▶ **EXERCISE DIRECTIONS**
Nothing in the records should differ when you write them out again.

▶ **MATERIAL TO PROCESS**
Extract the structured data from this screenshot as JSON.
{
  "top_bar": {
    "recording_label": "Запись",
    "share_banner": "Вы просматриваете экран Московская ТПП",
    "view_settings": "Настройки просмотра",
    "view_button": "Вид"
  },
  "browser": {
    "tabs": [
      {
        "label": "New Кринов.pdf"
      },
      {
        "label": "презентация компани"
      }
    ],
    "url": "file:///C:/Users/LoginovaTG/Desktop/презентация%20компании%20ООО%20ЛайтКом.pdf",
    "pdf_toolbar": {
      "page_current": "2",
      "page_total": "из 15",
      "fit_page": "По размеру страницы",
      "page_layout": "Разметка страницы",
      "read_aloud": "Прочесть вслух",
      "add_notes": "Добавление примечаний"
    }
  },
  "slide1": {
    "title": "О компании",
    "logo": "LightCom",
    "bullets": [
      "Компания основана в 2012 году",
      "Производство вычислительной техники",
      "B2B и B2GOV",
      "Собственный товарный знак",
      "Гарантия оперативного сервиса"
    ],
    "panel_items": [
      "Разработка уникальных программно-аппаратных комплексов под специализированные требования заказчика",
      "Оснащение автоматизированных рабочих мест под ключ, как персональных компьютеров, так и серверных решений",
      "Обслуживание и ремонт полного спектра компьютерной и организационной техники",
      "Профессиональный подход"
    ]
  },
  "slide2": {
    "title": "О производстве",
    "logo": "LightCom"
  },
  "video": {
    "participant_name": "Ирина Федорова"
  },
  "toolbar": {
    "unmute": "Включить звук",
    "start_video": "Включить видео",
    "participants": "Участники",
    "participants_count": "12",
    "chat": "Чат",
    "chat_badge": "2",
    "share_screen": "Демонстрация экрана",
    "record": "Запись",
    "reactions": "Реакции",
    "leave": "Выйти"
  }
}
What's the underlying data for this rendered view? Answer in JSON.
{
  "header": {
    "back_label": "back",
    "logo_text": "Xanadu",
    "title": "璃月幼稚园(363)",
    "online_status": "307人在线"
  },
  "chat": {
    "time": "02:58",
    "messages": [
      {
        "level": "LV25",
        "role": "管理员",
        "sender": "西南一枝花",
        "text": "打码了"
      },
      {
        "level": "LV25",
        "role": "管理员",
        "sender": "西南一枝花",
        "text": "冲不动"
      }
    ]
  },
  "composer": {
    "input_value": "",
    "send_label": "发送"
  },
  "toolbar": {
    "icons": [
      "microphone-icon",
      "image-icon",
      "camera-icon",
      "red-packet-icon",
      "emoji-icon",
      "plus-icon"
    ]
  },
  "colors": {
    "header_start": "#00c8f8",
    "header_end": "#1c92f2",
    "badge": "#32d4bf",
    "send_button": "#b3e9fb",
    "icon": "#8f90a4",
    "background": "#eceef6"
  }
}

▶ **FINAL ANSWER**
Extract the structured data from this screenshot as JSON.
{
  "top_bar": {
    "recording_label": "Запись",
    "share_banner": "Вы просматриваете экран Московская ТПП",
    "view_settings": "Настройки просмотра",
    "view_button": "Вид"
  },
  "browser": {
    "tabs": [
      {
        "label": "New Кринов.pdf"
      },
      {
        "label": "презентация компани"
      }
    ],
    "url": "file:///C:/Users/LoginovaTG/Desktop/презентация%20компании%20ООО%20ЛайтКом.pdf",
    "pdf_toolbar": {
      "page_current": "2",
      "page_total": "из 15",
      "fit_page": "По размеру страницы",
      "page_layout": "Разметка страницы",
      "read_aloud": "Прочесть вслух",
      "add_notes": "Добавление примечаний"
    }
  },
  "slide1": {
    "title": "О компании",
    "logo": "LightCom",
    "bullets": [
      "Компания основана в 2012 году",
      "Производство вычислительной техники",
      "B2B и B2GOV",
      "Собственный товарный знак",
      "Гарантия оперативного сервиса"
    ],
    "panel_items": [
      "Разработка уникальных программно-аппаратных комплексов под специализированные требования заказчика",
      "Оснащение автоматизированных рабочих мест под ключ, как персональных компьютеров, так и серверных решений",
      "Обслуживание и ремонт полного спектра компьютерной и организационной техники",
      "Профессиональный подход"
    ]
  },
  "slide2": {
    "title": "О производстве",
    "logo": "LightCom"
  },
  "video": {
    "participant_name": "Ирина Федорова"
  },
  "toolbar": {
    "unmute": "Включить звук",
    "start_video": "Включить видео",
    "participants": "Участники",
    "participants_count": "12",
    "chat": "Чат",
    "chat_badge": "2",
    "share_screen": "Демонстрация экрана",
    "record": "Запись",
    "reactions": "Реакции",
    "leave": "Выйти"
  }
}
What's the underlying data for this rendered view? Answer in JSON.
{
  "header": {
    "back_label": "back",
    "logo_text": "Xanadu",
    "title": "璃月幼稚园(363)",
    "online_status": "307人在线"
  },
  "chat": {
    "time": "02:58",
    "messages": [
      {
        "level": "LV25",
        "role": "管理员",
        "sender": "西南一枝花",
        "text": "打码了"
      },
      {
        "level": "LV25",
        "role": "管理员",
        "sender": "西南一枝花",
        "text": "冲不动"
      }
    ]
  },
  "composer": {
    "input_value": "",
    "send_label": "发送"
  },
  "toolbar": {
    "icons": [
      "microphone-icon",
      "image-icon",
      "camera-icon",
      "red-packet-icon",
      "emoji-icon",
      "plus-icon"
    ]
  },
  "colors": {
    "header_start": "#00c8f8",
    "header_end": "#1c92f2",
    "badge": "#32d4bf",
    "send_button": "#b3e9fb",
    "icon": "#8f90a4",
    "background": "#eceef6"
  }
}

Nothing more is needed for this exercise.